» Work request
Copy out the listing exactly.

» Data shown
══════

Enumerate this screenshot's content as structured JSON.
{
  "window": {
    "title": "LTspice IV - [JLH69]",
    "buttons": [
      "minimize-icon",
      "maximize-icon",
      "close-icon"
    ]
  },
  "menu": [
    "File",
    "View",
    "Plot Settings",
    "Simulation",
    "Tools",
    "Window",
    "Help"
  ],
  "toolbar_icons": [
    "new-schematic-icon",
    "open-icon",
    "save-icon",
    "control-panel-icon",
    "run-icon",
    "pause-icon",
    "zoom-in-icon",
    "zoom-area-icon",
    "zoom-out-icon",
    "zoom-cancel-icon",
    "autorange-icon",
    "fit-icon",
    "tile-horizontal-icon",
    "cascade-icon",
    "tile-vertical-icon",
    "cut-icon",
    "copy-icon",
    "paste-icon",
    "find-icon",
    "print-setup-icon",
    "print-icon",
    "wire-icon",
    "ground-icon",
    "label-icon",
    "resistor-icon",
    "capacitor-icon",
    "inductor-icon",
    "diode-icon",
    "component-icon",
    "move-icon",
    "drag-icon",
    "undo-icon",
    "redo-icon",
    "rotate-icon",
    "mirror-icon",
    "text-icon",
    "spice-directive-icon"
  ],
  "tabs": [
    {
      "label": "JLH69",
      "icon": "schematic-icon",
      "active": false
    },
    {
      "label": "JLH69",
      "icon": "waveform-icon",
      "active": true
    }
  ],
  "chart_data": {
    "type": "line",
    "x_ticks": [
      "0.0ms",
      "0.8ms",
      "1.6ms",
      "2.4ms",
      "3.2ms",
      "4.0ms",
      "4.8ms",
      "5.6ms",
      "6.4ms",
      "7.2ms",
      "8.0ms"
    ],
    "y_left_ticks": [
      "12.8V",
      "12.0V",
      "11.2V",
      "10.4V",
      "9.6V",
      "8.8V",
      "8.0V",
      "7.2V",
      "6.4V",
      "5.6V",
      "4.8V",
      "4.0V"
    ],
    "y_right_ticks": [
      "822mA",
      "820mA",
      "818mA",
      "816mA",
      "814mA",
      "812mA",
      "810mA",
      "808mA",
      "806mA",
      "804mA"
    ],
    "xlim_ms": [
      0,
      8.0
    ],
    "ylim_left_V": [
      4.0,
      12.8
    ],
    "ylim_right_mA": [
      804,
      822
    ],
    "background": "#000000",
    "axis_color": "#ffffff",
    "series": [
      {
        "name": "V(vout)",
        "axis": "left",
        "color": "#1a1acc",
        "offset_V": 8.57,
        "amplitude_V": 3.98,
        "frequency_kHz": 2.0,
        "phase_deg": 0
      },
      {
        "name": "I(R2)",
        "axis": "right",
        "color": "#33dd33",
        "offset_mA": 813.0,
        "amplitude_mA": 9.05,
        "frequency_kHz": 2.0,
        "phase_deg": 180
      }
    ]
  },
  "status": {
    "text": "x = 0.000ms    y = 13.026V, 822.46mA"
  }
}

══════

» Solution
Enumerate this screenshot's content as structured JSON.
{
  "window": {
    "title": "LTspice IV - [JLH69]",
    "buttons": [
      "minimize-icon",
      "maximize-icon",
      "close-icon"
    ]
  },
  "menu": [
    "File",
    "View",
    "Plot Settings",
    "Simulation",
    "Tools",
    "Window",
    "Help"
  ],
  "toolbar_icons": [
    "new-schematic-icon",
    "open-icon",
    "save-icon",
    "control-panel-icon",
    "run-icon",
    "pause-icon",
    "zoom-in-icon",
    "zoom-area-icon",
    "zoom-out-icon",
    "zoom-cancel-icon",
    "autorange-icon",
    "fit-icon",
    "tile-horizontal-icon",
    "cascade-icon",
    "tile-vertical-icon",
    "cut-icon",
    "copy-icon",
    "paste-icon",
    "find-icon",
    "print-setup-icon",
    "print-icon",
    "wire-icon",
    "ground-icon",
    "label-icon",
    "resistor-icon",
    "capacitor-icon",
    "inductor-icon",
    "diode-icon",
    "component-icon",
    "move-icon",
    "drag-icon",
    "undo-icon",
    "redo-icon",
    "rotate-icon",
    "mirror-icon",
    "text-icon",
    "spice-directive-icon"
  ],
  "tabs": [
    {
      "label": "JLH69",
      "icon": "schematic-icon",
      "active": false
    },
    {
      "label": "JLH69",
      "icon": "waveform-icon",
      "active": true
    }
  ],
  "chart_data": {
    "type": "line",
    "x_ticks": [
      "0.0ms",
      "0.8ms",
      "1.6ms",
      "2.4ms",
      "3.2ms",
      "4.0ms",
      "4.8ms",
      "5.6ms",
      "6.4ms",
      "7.2ms",
      "8.0ms"
    ],
    "y_left_ticks": [
      "12.8V",
      "12.0V",
      "11.2V",
      "10.4V",
      "9.6V",
      "8.8V",
      "8.0V",
      "7.2V",
      "6.4V",
      "5.6V",
      "4.8V",
      "4.0V"
    ],
    "y_right_ticks": [
      "822mA",
      "820mA",
      "818mA",
      "816mA",
      "814mA",
      "812mA",
      "810mA",
      "808mA",
      "806mA",
      "804mA"
    ],
    "xlim_ms": [
      0,
      8.0
    ],
    "ylim_left_V": [
      4.0,
      12.8
    ],
    "ylim_right_mA": [
      804,
      822
    ],
    "background": "#000000",
    "axis_color": "#ffffff",
    "series": [
      {
        "name": "V(vout)",
        "axis": "left",
        "color": "#1a1acc",
        "offset_V": 8.57,
        "amplitude_V": 3.98,
        "frequency_kHz": 2.0,
        "phase_deg": 0
      },
      {
        "name": "I(R2)",
        "axis": "right",
        "color": "#33dd33",
        "offset_mA": 813.0,
        "amplitude_mA": 9.05,
        "frequency_kHz": 2.0,
        "phase_deg": 180
      }
    ]
  },
  "status": {
    "text": "x = 0.000ms    y = 13.026V, 822.46mA"
  }
}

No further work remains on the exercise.